You can then pose the question "What probability of storage exhaustion is acceptable to the organisation ?".

I'd be a little wary of the values of storage size for probabilities approaching unity, as the real distribution of file sizes is likely to have heavier tails than accounted for by the PERT distribution.

You may also want to consider your estimate of user numbers. You have a nice distribution estimate for file size, accounting for the potential variability in that quantity. However,you have a single fixed estimate for user numbers, 40,000, with no equivalent allowance for the potentially significant variation in this value. It might be wise to account for this uncertainty on your model.

• ¿why not specify 1 TB and be done with it? Server resources upgrade cycle, they are offering me a server with 140Gbytes, or, a server with 1TB, if I choose wrong, I have to live with my wrong choice for 18 months before being able to apply for an upgrade (internal multi-national fortune 100 company with this silly impossible-to-change policy). Now the easy thing is to ask for the 1TB but they want a document justifying it BEFORE I even start coding the sytem that is going to run there (I also need to do the same with processor power, RAM usage and network traffic) Jul 8, 2012 at 3:26
• I am being told (by some books I am reading) that one shouldn't just aggregate estimates... but in this case I am estimating the size of one file and then "aggregating" it 40,000 times to guess the storage capacity... ¿am I not violating this "do not just aggregate estimates" rule? ¿shouldn't I be using some special formula to estimate the full storage capacity instead of just making a multiplication? Jul 8, 2012 at 3:32
• I agree that I should err on the side of caution in my spec, but, regardless of the possible error in my input parameters.. would my estimation be a lot more precise if, for example i were to generate a number of samples of data, and then re-compute thestatistics of those samples?
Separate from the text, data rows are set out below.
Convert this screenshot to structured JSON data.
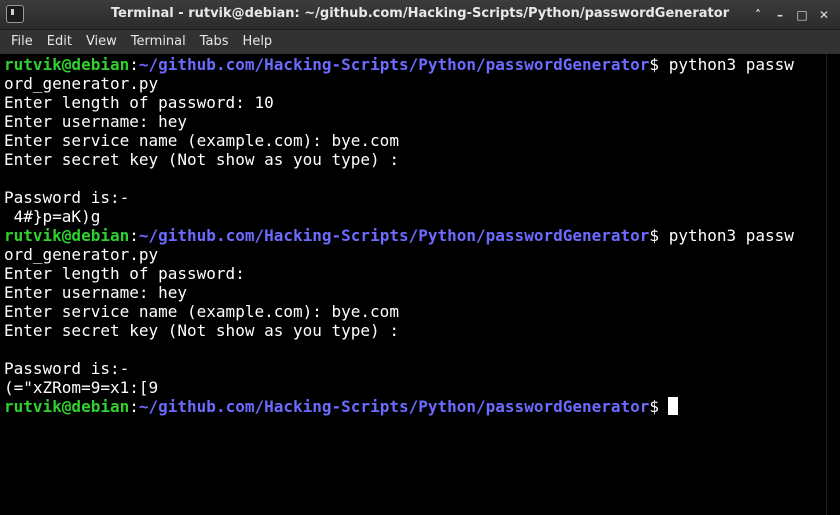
{
  "window": {
    "title": "Terminal - rutvik@debian: ~/github.com/Hacking-Scripts/Python/passwordGenerator",
    "controls": [
      "˄",
      "–",
      "□",
      "✕"
    ]
  },
  "menu": {
    "items": [
      "File",
      "Edit",
      "View",
      "Terminal",
      "Tabs",
      "Help"
    ]
  },
  "terminal": {
    "prompt_user": "rutvik@debian",
    "prompt_sep": ":",
    "prompt_path": "~/github.com/Hacking-Scripts/Python/passwordGenerator",
    "prompt_symbol": "$",
    "lines": [
      " python3 passw",
      "ord_generator.py",
      "Enter length of password: 10",
      "Enter username: hey",
      "Enter service name (example.com): bye.com",
      "Enter secret key (Not show as you type) :",
      "",
      "Password is:-",
      " 4#}p=aK)g",
      " python3 passw",
      "ord_generator.py",
      "Enter length of password:",
      "Enter username: hey",
      "Enter service name (example.com): bye.com",
      "Enter secret key (Not show as you type) :",
      "",
      "Password is:-",
      "(=\"xZRom=9=x1:[9"
    ]
  },
  "colors": {
    "user": "#2fd12f",
    "path": "#6b6bff",
    "text": "#ffffff",
    "background": "#000000"
  }
}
Jul 8, 2012 at 9:18
• For example, I could generate the 40,000 file sizes, 1000 times, and analize the resulting 1000 total file sizes (using something like $Table[RandomVariate[PERTDistribution[{0, 1}, 0.5], sampleSize], {i, numOfSamples}];$ But... ¿should I? Jul 8, 2012 at 9:22
• Sorry @image_doctor but it appears that you were wrong, theres is a big difference between generate the 40,000 file sizes, 10,000 times and the current answer...(see the changes in the question) Jul 9, 2012 at 3:06